 “Even if this is the Legislature’s and Governor’s fault, the trustees still have to run for re-election,” said Kuffner. The lack of political will to raise taxes for education funding is nothing new; it’s common knowledge in education circles that the straight line of the state’s budget crisis can be drawn right through the recession and falling sales tax revenue to tax cuts that went into effect in 2006. The ’06 tax cuts were part of Governor Perry and the Legislature’s plan to “lessen the burden on homeowners;” so lawmakers passed legislation that sounds good on paper and helps win elections. They voted to reduce property taxes by $14 billion every two years, what they didn’t tell voters was that the reduction would mean that the State would only be raising $9 billion.

 As the Fort Worth Star-Telegram stated in February 2010 “In other words, the Legislature committed $5 billion every two years to holding down property taxes instead of spending that money on education, public safety or other priorities.” The ’06 budget cuts have become famous across the state for creating what Kuffner terms a “structural deficit.” To put it another way, the 2006 tax cuts mean that the state is going to be perpetually facing budget shortfalls every two years and drastic spending cuts every budget by school districts, law enforcement and other governmental entities will be the new normal.

 And the fact that this could be the new normal is something that worries Lauder and the other parents standing beneath the jungle mural in Love Elementary’s cafetorium. In a voice painted with the faded hues of frustration and exhaustion Lauder describes how schools serve as something more than a place where children go for eight hours a day. She lays out how schools serve as a third space, somewhere beside home and work, and because of their non-religious and apolitical nature serve as an inclusive meeting place for people from backgrounds that may not feel welcomed at a holy site.

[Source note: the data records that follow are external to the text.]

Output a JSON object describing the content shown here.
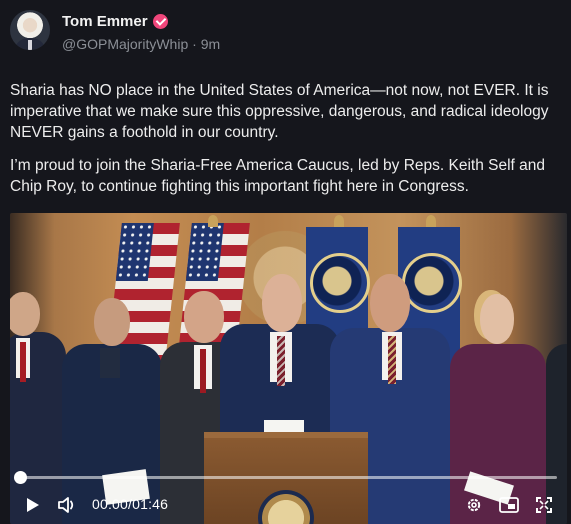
{
  "post": {
    "author_name": "Tom Emmer",
    "handle": "@GOPMajorityWhip",
    "separator": "·",
    "timestamp": "9m",
    "verified_color": "#f0467b",
    "paragraphs": [
      "Sharia has NO place in the United States of America—not now, not EVER. It is imperative that we make sure this oppressive, dangerous, and radical ideology NEVER gains a foothold in our country.",
      "I’m proud to join the Sharia-Free America Caucus, led by Reps. Keith Self and Chip Roy, to continue fighting this important fight here in Congress."
    ]
  },
  "video": {
    "time_display": "00:00/01:46",
    "progress": 0.0,
    "controls": {
      "play": "play-icon",
      "volume": "volume-icon",
      "settings": "gear-icon",
      "pip": "picture-in-picture-icon",
      "fullscreen": "fullscreen-icon"
    }
  }
}
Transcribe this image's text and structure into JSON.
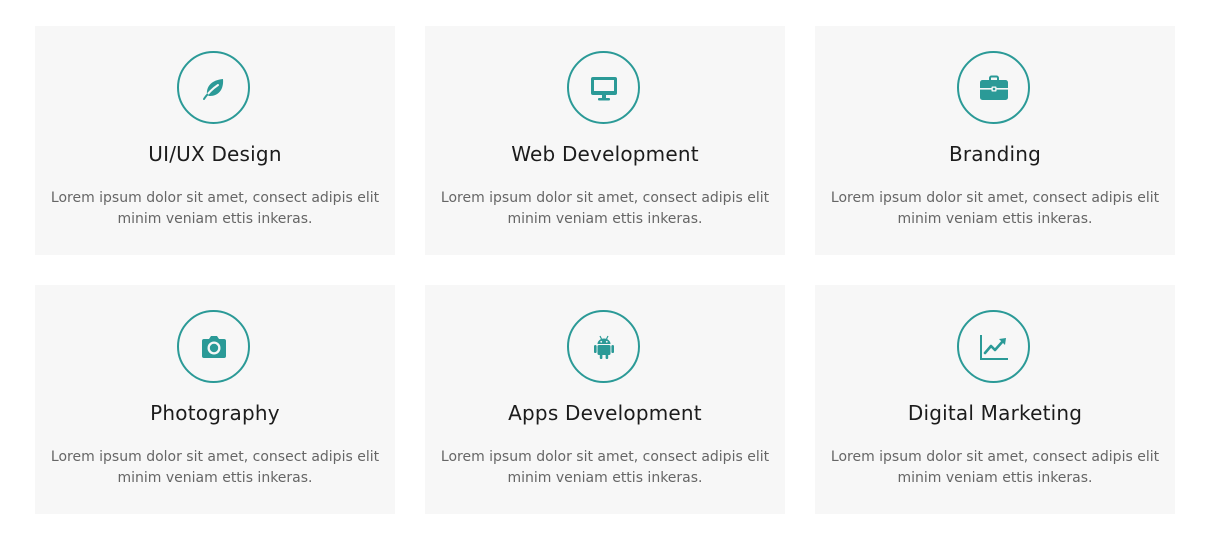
{
  "accent_color": "#2b9a97",
  "card_background": "#f7f7f7",
  "services": [
    {
      "icon": "leaf-icon",
      "title": "UI/UX Design",
      "description": "Lorem ipsum dolor sit amet, consect adipis elit minim veniam ettis inkeras."
    },
    {
      "icon": "desktop-icon",
      "title": "Web Development",
      "description": "Lorem ipsum dolor sit amet, consect adipis elit minim veniam ettis inkeras."
    },
    {
      "icon": "briefcase-icon",
      "title": "Branding",
      "description": "Lorem ipsum dolor sit amet, consect adipis elit minim veniam ettis inkeras."
    },
    {
      "icon": "camera-icon",
      "title": "Photography",
      "description": "Lorem ipsum dolor sit amet, consect adipis elit minim veniam ettis inkeras."
    },
    {
      "icon": "android-icon",
      "title": "Apps Development",
      "description": "Lorem ipsum dolor sit amet, consect adipis elit minim veniam ettis inkeras."
    },
    {
      "icon": "line-chart-icon",
      "title": "Digital Marketing",
      "description": "Lorem ipsum dolor sit amet, consect adipis elit minim veniam ettis inkeras."
    }
  ]
}
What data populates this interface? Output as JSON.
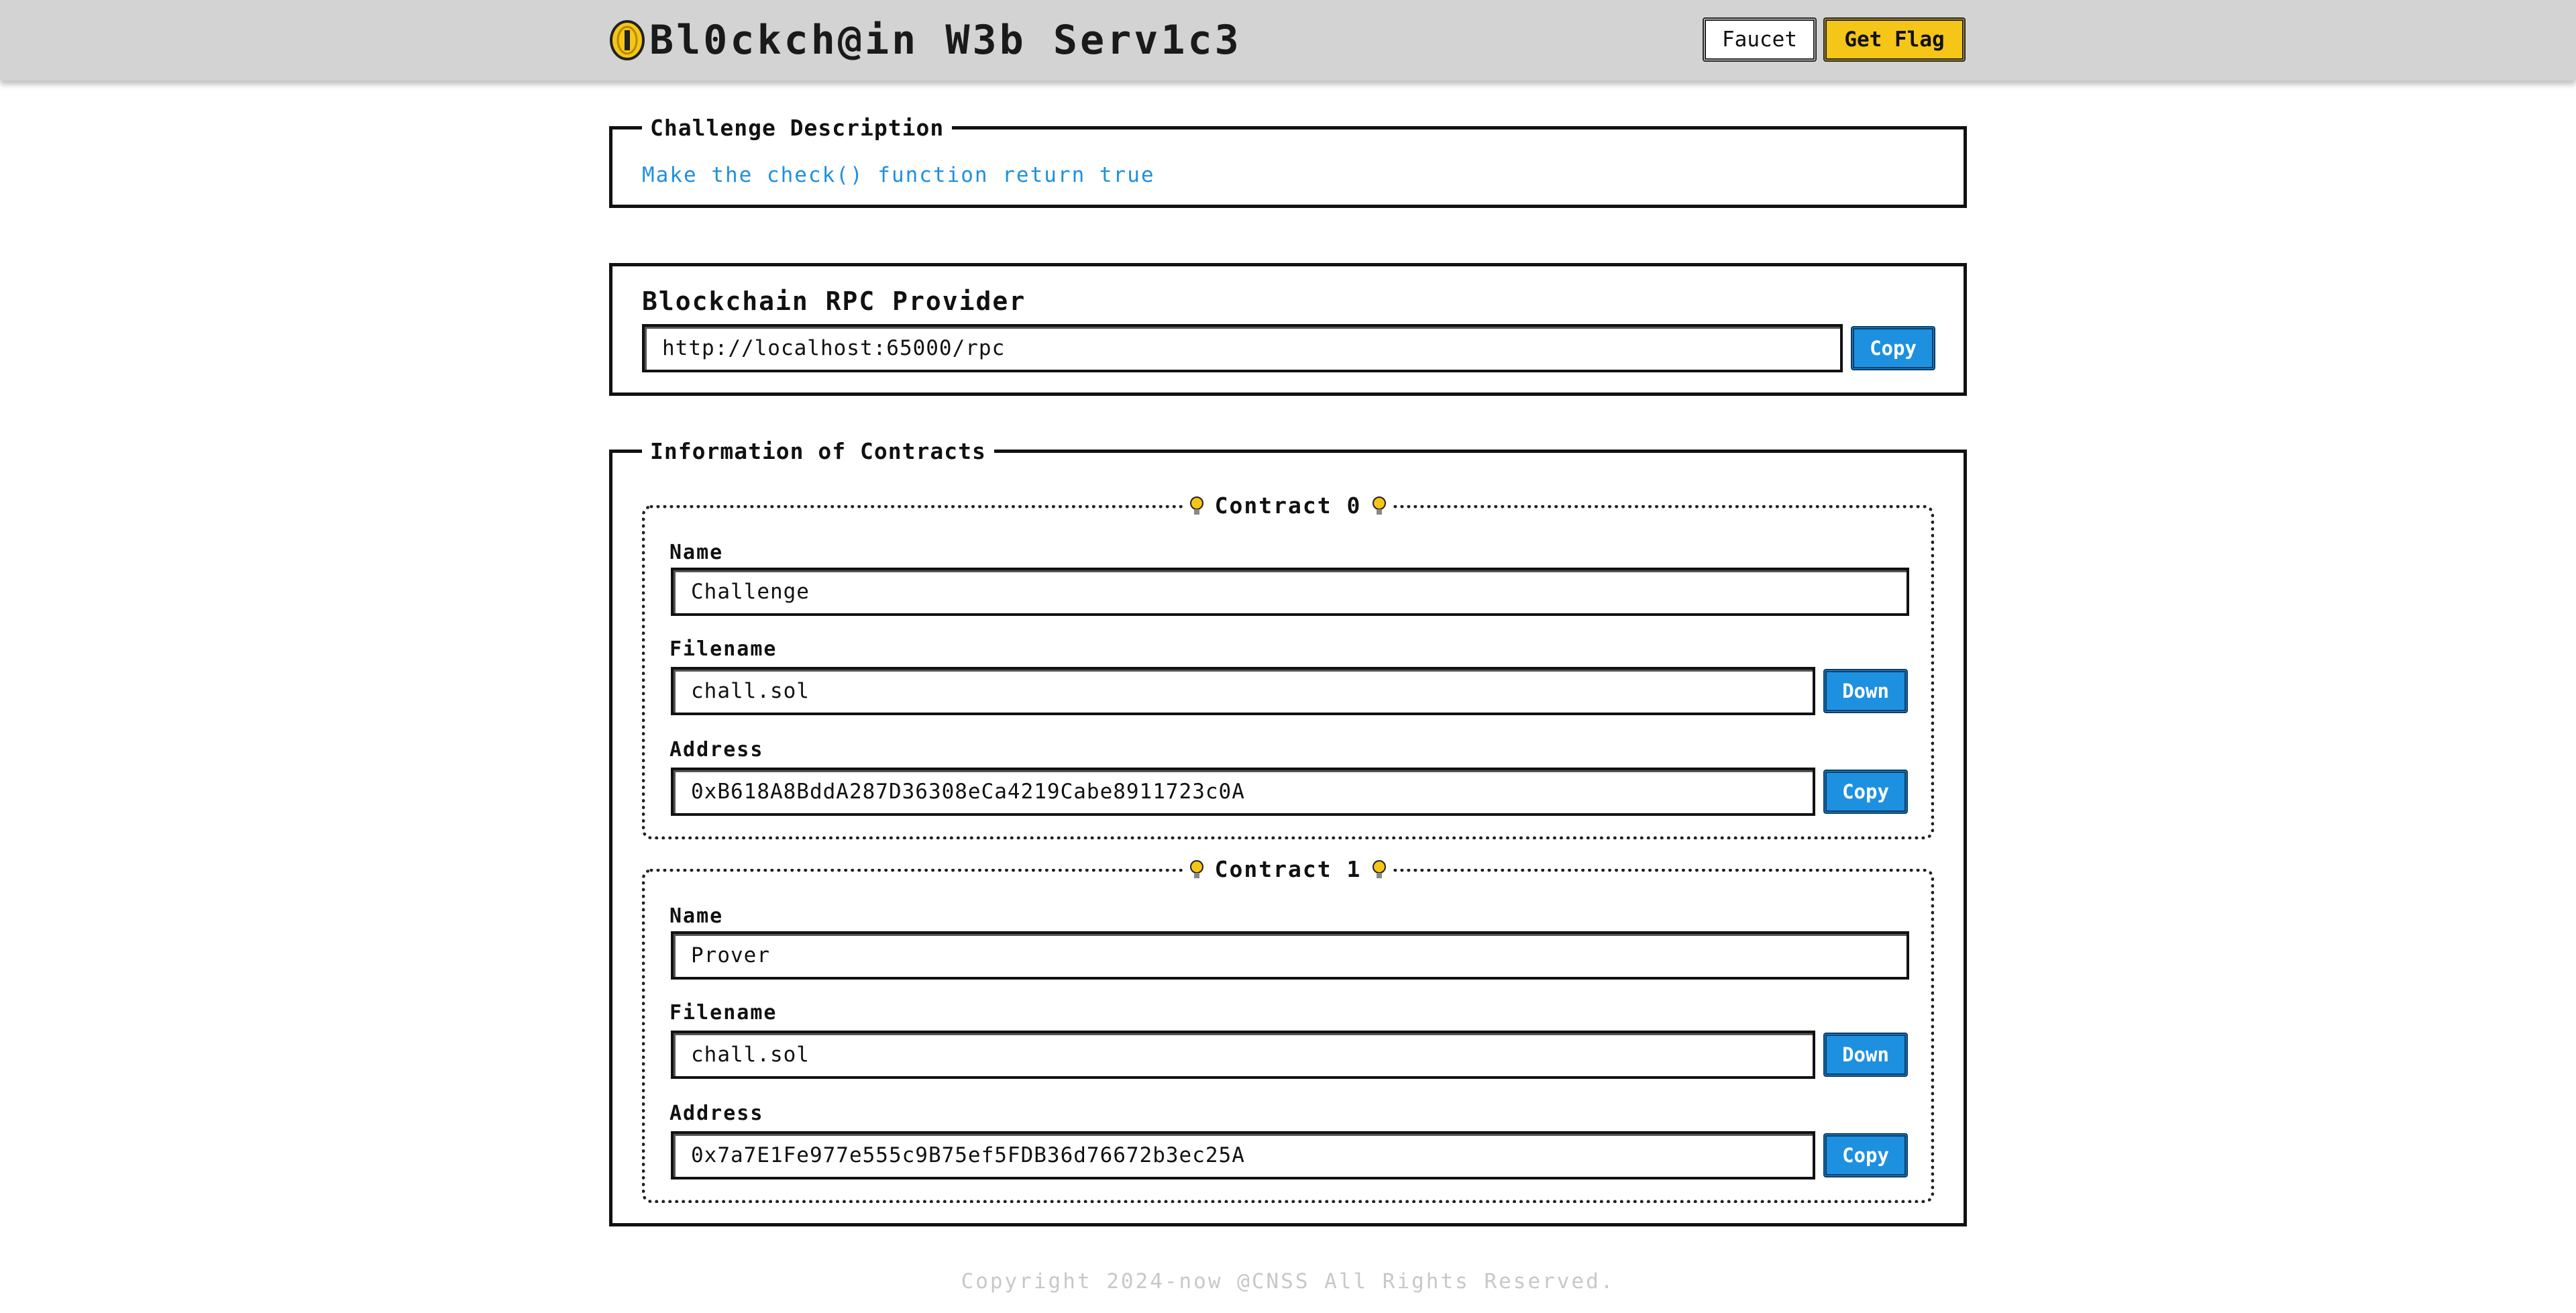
{
  "header": {
    "title": "Bl0ckch@in W3b Serv1c3",
    "faucet_label": "Faucet",
    "getflag_label": "Get Flag",
    "accent_color": "#f5c518",
    "icon": "coin-icon"
  },
  "challenge": {
    "legend": "Challenge Description",
    "text": "Make the check() function return true"
  },
  "rpc": {
    "title": "Blockchain RPC Provider",
    "url": "http://localhost:65000/rpc",
    "copy_label": "Copy"
  },
  "contracts": {
    "legend": "Information of Contracts",
    "items": [
      {
        "title": "Contract 0",
        "name_label": "Name",
        "name": "Challenge",
        "filename_label": "Filename",
        "filename": "chall.sol",
        "down_label": "Down",
        "address_label": "Address",
        "address": "0xB618A8BddA287D36308eCa4219Cabe8911723c0A",
        "copy_label": "Copy"
      },
      {
        "title": "Contract 1",
        "name_label": "Name",
        "name": "Prover",
        "filename_label": "Filename",
        "filename": "chall.sol",
        "down_label": "Down",
        "address_label": "Address",
        "address": "0x7a7E1Fe977e555c9B75ef5FDB36d76672b3ec25A",
        "copy_label": "Copy"
      }
    ]
  },
  "footer": {
    "text": "Copyright 2024-now @CNSS All Rights Reserved."
  },
  "colors": {
    "primary": "#1e90e0",
    "link": "#1e90e0",
    "header_bg": "#d3d3d3"
  }
}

 “Schools are the perfect gathering place to get together and make decisions about impacting the world around us,” said Lauder. It just remains to be seen whether or not the State Legislature values the roles schools play in their communities; some on the HISD board aren’t so sure that those elected to serve in Austin care about education. “At least in the [Texas] House of Representatives the voice of parents and teachers has not been heard,” said HISD trustee Harvin Moore.